Search the records below for the word "icon". Pull out each line that has it.

■ **Study material**:
---+---

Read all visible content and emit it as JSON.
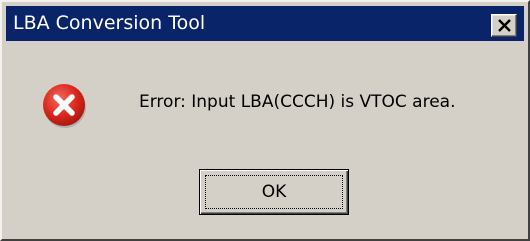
{
  "window": {
    "title": "LBA Conversion Tool",
    "close_icon": "close-icon"
  },
  "message": {
    "icon": "error-icon",
    "text": "Error: Input LBA(CCCH) is VTOC area."
  },
  "buttons": {
    "ok_label": "OK"
  },
  "colors": {
    "titlebar": "#0a246a",
    "face": "#d4d0c8",
    "error_red": "#d9261c"
  }
}
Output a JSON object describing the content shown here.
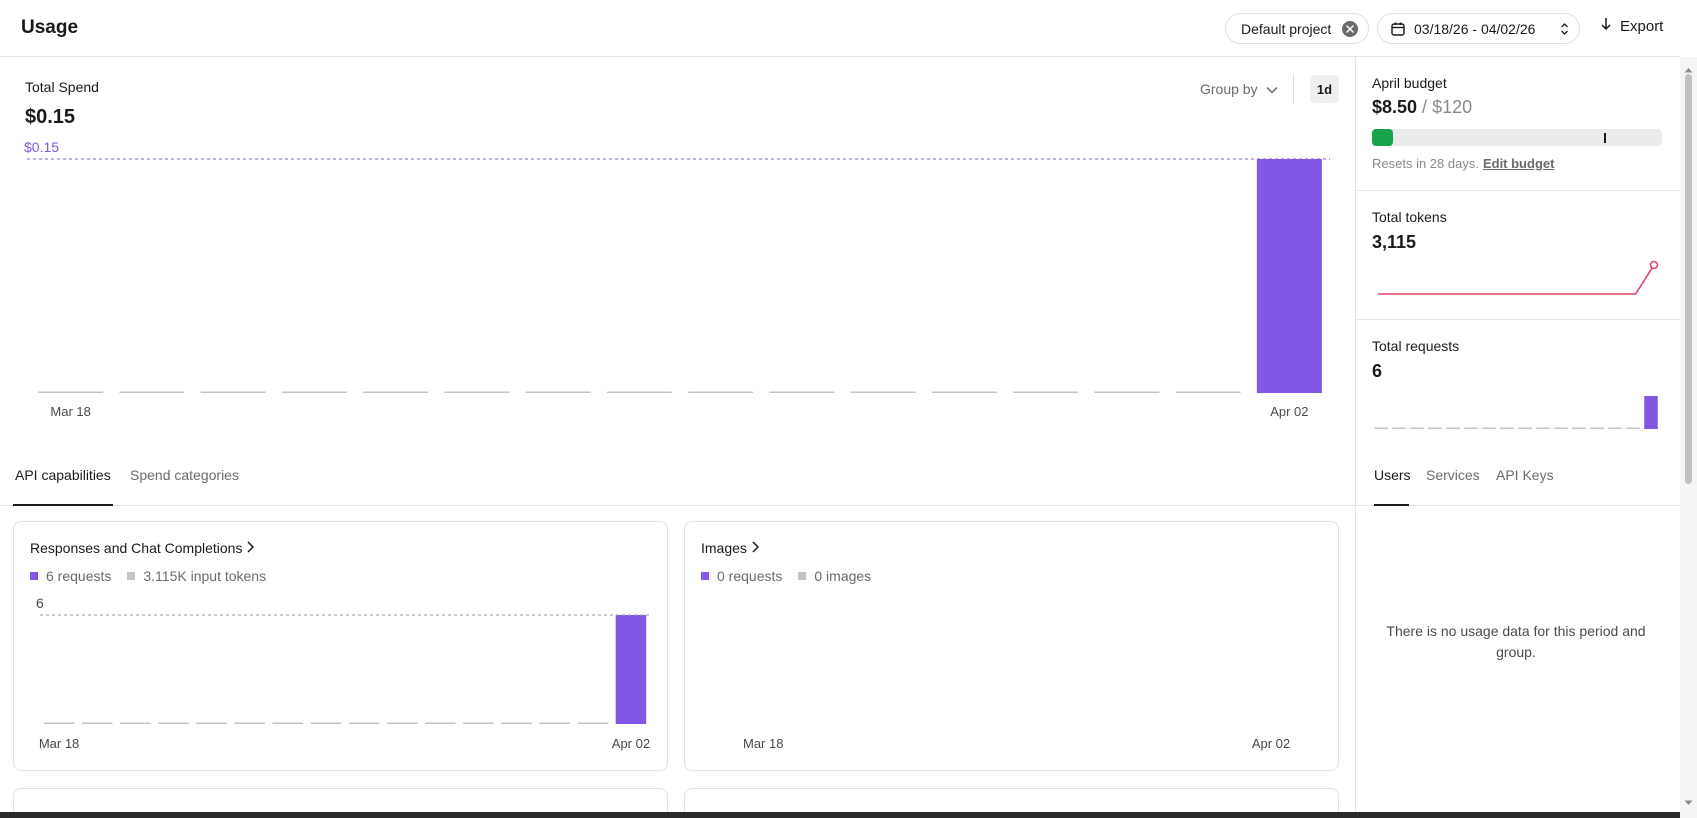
{
  "header": {
    "title": "Usage",
    "project_label": "Default project",
    "date_range": "03/18/26 - 04/02/26",
    "export_label": "Export"
  },
  "spend": {
    "label": "Total Spend",
    "value": "$0.15",
    "group_by_label": "Group by",
    "interval_label": "1d"
  },
  "tabs_left": [
    {
      "label": "API capabilities",
      "active": true
    },
    {
      "label": "Spend categories",
      "active": false
    }
  ],
  "cards": [
    {
      "title": "Responses and Chat Completions",
      "legend": [
        {
          "label": "6 requests",
          "color": "#8257e5"
        },
        {
          "label": "3.115K input tokens",
          "color": "#c4c4c4"
        }
      ]
    },
    {
      "title": "Images",
      "legend": [
        {
          "label": "0 requests",
          "color": "#8257e5"
        },
        {
          "label": "0 images",
          "color": "#c4c4c4"
        }
      ]
    }
  ],
  "sidebar": {
    "budget": {
      "label": "April budget",
      "spent": "$8.50",
      "separator": " / ",
      "limit": "$120",
      "spent_fraction": 0.0708,
      "alert_fraction": 0.8,
      "resets_text": "Resets in 28 days.",
      "edit_label": "Edit budget"
    },
    "tokens": {
      "label": "Total tokens",
      "value": "3,115"
    },
    "requests": {
      "label": "Total requests",
      "value": "6"
    },
    "tabs": [
      {
        "label": "Users",
        "active": true
      },
      {
        "label": "Services",
        "active": false
      },
      {
        "label": "API Keys",
        "active": false
      }
    ],
    "empty_message": "There is no usage data for this period and group."
  },
  "colors": {
    "accent": "#8257e5",
    "budget_fill": "#16a34a",
    "tokens_line": "#e0456b",
    "baseline": "#c4c4c4"
  },
  "chart_data": [
    {
      "name_key": "total_spend",
      "type": "bar",
      "categories": [
        "Mar 18",
        "Mar 19",
        "Mar 20",
        "Mar 21",
        "Mar 22",
        "Mar 23",
        "Mar 24",
        "Mar 25",
        "Mar 26",
        "Mar 27",
        "Mar 28",
        "Mar 29",
        "Mar 30",
        "Mar 31",
        "Apr 01",
        "Apr 02"
      ],
      "values": [
        0,
        0,
        0,
        0,
        0,
        0,
        0,
        0,
        0,
        0,
        0,
        0,
        0,
        0,
        0,
        0.15
      ],
      "tick_labels": [
        "Mar 18",
        "Apr 02"
      ],
      "max_label": "$0.15",
      "ylim": [
        0,
        0.15
      ]
    },
    {
      "name_key": "responses_requests",
      "type": "bar",
      "categories": [
        "Mar 18",
        "Mar 19",
        "Mar 20",
        "Mar 21",
        "Mar 22",
        "Mar 23",
        "Mar 24",
        "Mar 25",
        "Mar 26",
        "Mar 27",
        "Mar 28",
        "Mar 29",
        "Mar 30",
        "Mar 31",
        "Apr 01",
        "Apr 02"
      ],
      "values": [
        0,
        0,
        0,
        0,
        0,
        0,
        0,
        0,
        0,
        0,
        0,
        0,
        0,
        0,
        0,
        6
      ],
      "tick_labels": [
        "Mar 18",
        "Apr 02"
      ],
      "max_label": "6",
      "ylim": [
        0,
        6
      ]
    },
    {
      "name_key": "images_requests",
      "type": "bar",
      "categories": [
        "Mar 18",
        "Mar 19",
        "Mar 20",
        "Mar 21",
        "Mar 22",
        "Mar 23",
        "Mar 24",
        "Mar 25",
        "Mar 26",
        "Mar 27",
        "Mar 28",
        "Mar 29",
        "Mar 30",
        "Mar 31",
        "Apr 01",
        "Apr 02"
      ],
      "values": [
        0,
        0,
        0,
        0,
        0,
        0,
        0,
        0,
        0,
        0,
        0,
        0,
        0,
        0,
        0,
        0
      ],
      "tick_labels": [
        "Mar 18",
        "Apr 02"
      ]
    },
    {
      "name_key": "total_tokens_spark",
      "type": "line",
      "x": [
        "Mar 18",
        "Mar 19",
        "Mar 20",
        "Mar 21",
        "Mar 22",
        "Mar 23",
        "Mar 24",
        "Mar 25",
        "Mar 26",
        "Mar 27",
        "Mar 28",
        "Mar 29",
        "Mar 30",
        "Mar 31",
        "Apr 01",
        "Apr 02"
      ],
      "values": [
        0,
        0,
        0,
        0,
        0,
        0,
        0,
        0,
        0,
        0,
        0,
        0,
        0,
        0,
        0,
        3115
      ]
    },
    {
      "name_key": "total_requests_spark",
      "type": "bar",
      "categories": [
        "Mar 18",
        "Mar 19",
        "Mar 20",
        "Mar 21",
        "Mar 22",
        "Mar 23",
        "Mar 24",
        "Mar 25",
        "Mar 26",
        "Mar 27",
        "Mar 28",
        "Mar 29",
        "Mar 30",
        "Mar 31",
        "Apr 01",
        "Apr 02"
      ],
      "values": [
        0,
        0,
        0,
        0,
        0,
        0,
        0,
        0,
        0,
        0,
        0,
        0,
        0,
        0,
        0,
        6
      ]
    }
  ]
}
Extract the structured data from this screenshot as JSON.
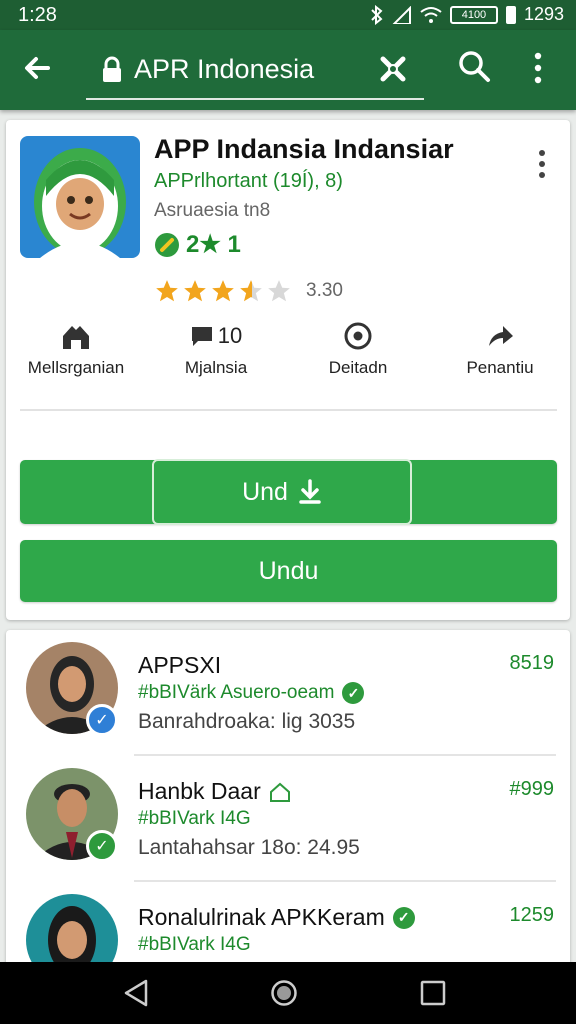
{
  "status": {
    "time": "1:28",
    "battery_box": "4100",
    "battery_pct": "1293"
  },
  "toolbar": {
    "url": "APR Indonesia"
  },
  "app": {
    "title": "APP Indansia Indansiar",
    "developer": "APPrlhortant (19Í), 8)",
    "category": "Asruaesia tn8",
    "badge_text": "2★ 1",
    "rating_value": 3.5,
    "rating_text": "3.30",
    "actions": [
      {
        "label": "Mellsrganian",
        "icon": "house-icon",
        "number": ""
      },
      {
        "label": "Mjalnsia",
        "icon": "chat-icon",
        "number": "10"
      },
      {
        "label": "Deitadn",
        "icon": "info-circle-icon",
        "number": ""
      },
      {
        "label": "Penantiu",
        "icon": "share-icon",
        "number": ""
      }
    ],
    "install_label": "Und",
    "install2_label": "Undu"
  },
  "list": [
    {
      "name": "APPSXI",
      "sub": "#bBIVärk Asuero-oeam",
      "desc": "Banrahdroaka: lig 3035",
      "price": "8519",
      "badge_color": "#2f7fd6",
      "avatar_bg": "#8b6f5a"
    },
    {
      "name": "Hanbk Daar",
      "sub": "#bBIVark I4G",
      "desc": "Lantahahsar 18o: 24.95",
      "price": "#999",
      "badge_color": "#2e9a3d",
      "avatar_bg": "#6f8a63"
    },
    {
      "name": "Ronalulrinak APKKeram",
      "sub": "#bBIVark I4G",
      "desc": "",
      "price": "1259",
      "badge_color": "#2e9a3d",
      "avatar_bg": "#1e8f98"
    }
  ],
  "colors": {
    "appbar": "#1f6b3a",
    "accent": "#2fa84a",
    "green_text": "#1d8a2c"
  }
}
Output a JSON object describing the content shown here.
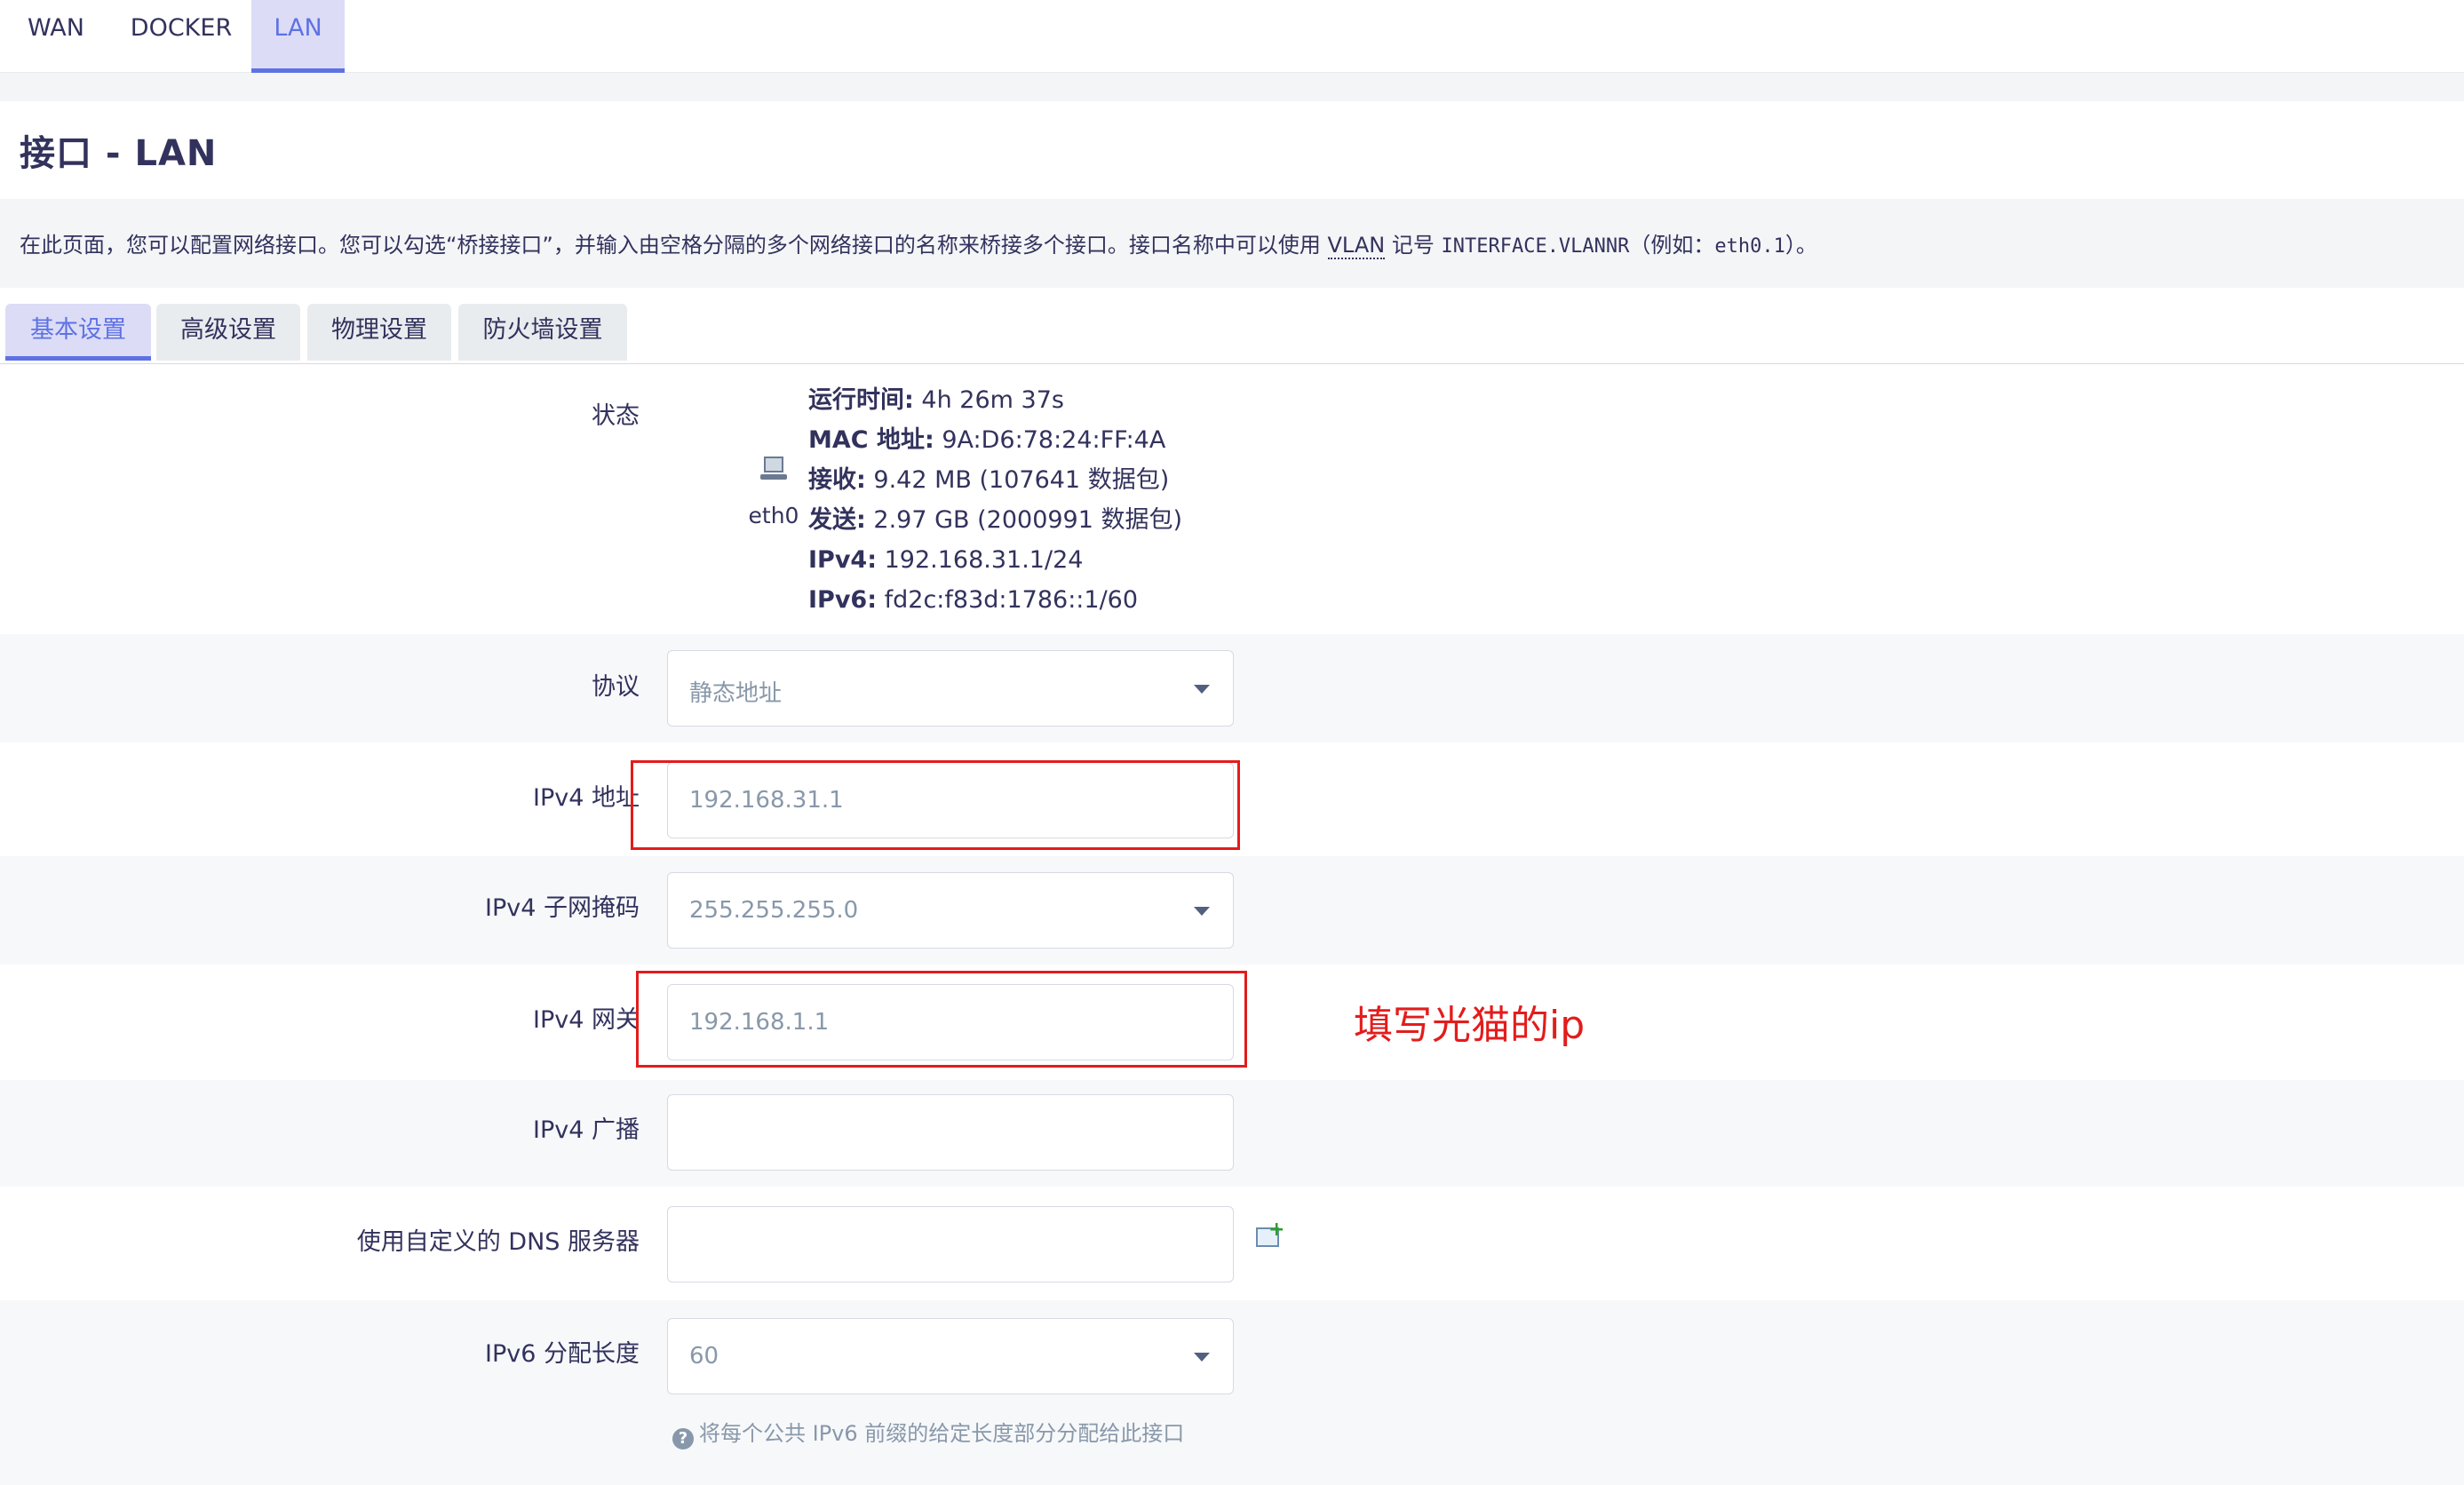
{
  "top_tabs": [
    "WAN",
    "DOCKER",
    "LAN"
  ],
  "page_title": "接口 - LAN",
  "description": {
    "before_link": "在此页面，您可以配置网络接口。您可以勾选“桥接接口”，并输入由空格分隔的多个网络接口的名称来桥接多个接口。接口名称中可以使用 ",
    "link": "VLAN",
    "middle": " 记号 ",
    "code1": "INTERFACE.VLANNR",
    "example_prefix": "（例如：",
    "code2": "eth0.1",
    "suffix": "）。"
  },
  "section_tabs": [
    "基本设置",
    "高级设置",
    "物理设置",
    "防火墙设置"
  ],
  "status": {
    "label": "状态",
    "device": "eth0",
    "device_icon": "ethernet-port-icon",
    "uptime_label": "运行时间:",
    "uptime": "4h 26m 37s",
    "mac_label": "MAC 地址:",
    "mac": "9A:D6:78:24:FF:4A",
    "rx_label": "接收:",
    "rx": "9.42 MB (107641 数据包)",
    "tx_label": "发送:",
    "tx": "2.97 GB (2000991 数据包)",
    "ipv4_label": "IPv4:",
    "ipv4": "192.168.31.1/24",
    "ipv6_label": "IPv6:",
    "ipv6": "fd2c:f83d:1786::1/60"
  },
  "form": {
    "protocol": {
      "label": "协议",
      "value": "静态地址"
    },
    "ipv4_addr": {
      "label": "IPv4 地址",
      "value": "192.168.31.1"
    },
    "ipv4_netmask": {
      "label": "IPv4 子网掩码",
      "value": "255.255.255.0"
    },
    "ipv4_gateway": {
      "label": "IPv4 网关",
      "value": "192.168.1.1"
    },
    "ipv4_broadcast": {
      "label": "IPv4 广播",
      "value": ""
    },
    "dns": {
      "label": "使用自定义的 DNS 服务器",
      "value": "",
      "add_icon": "add-entry-icon"
    },
    "ipv6_assign": {
      "label": "IPv6 分配长度",
      "value": "60",
      "help": "将每个公共 IPv6 前缀的给定长度部分分配给此接口",
      "help_icon": "question-circle-icon"
    }
  },
  "annotation": "填写光猫的ip",
  "colors": {
    "accent": "#5e72e4",
    "active_tab_bg": "#dcdcf7",
    "annotation_red": "#e31c1c",
    "text": "#32325d",
    "muted": "#8898aa"
  }
}
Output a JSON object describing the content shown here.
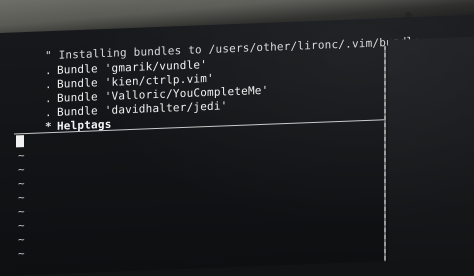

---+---

■ **Answer area**:
    "close_icon": "close-icon"
    "icon": "error-icon",
        "icon": "house-icon",
        "icon": "chat-icon",
        "icon": "info-circle-icon",
        "icon": "share-icon",
    "device_icon": "ethernet-port-icon",
      "add_icon": "add-entry-icon"
      "help_icon": "question-circle-icon"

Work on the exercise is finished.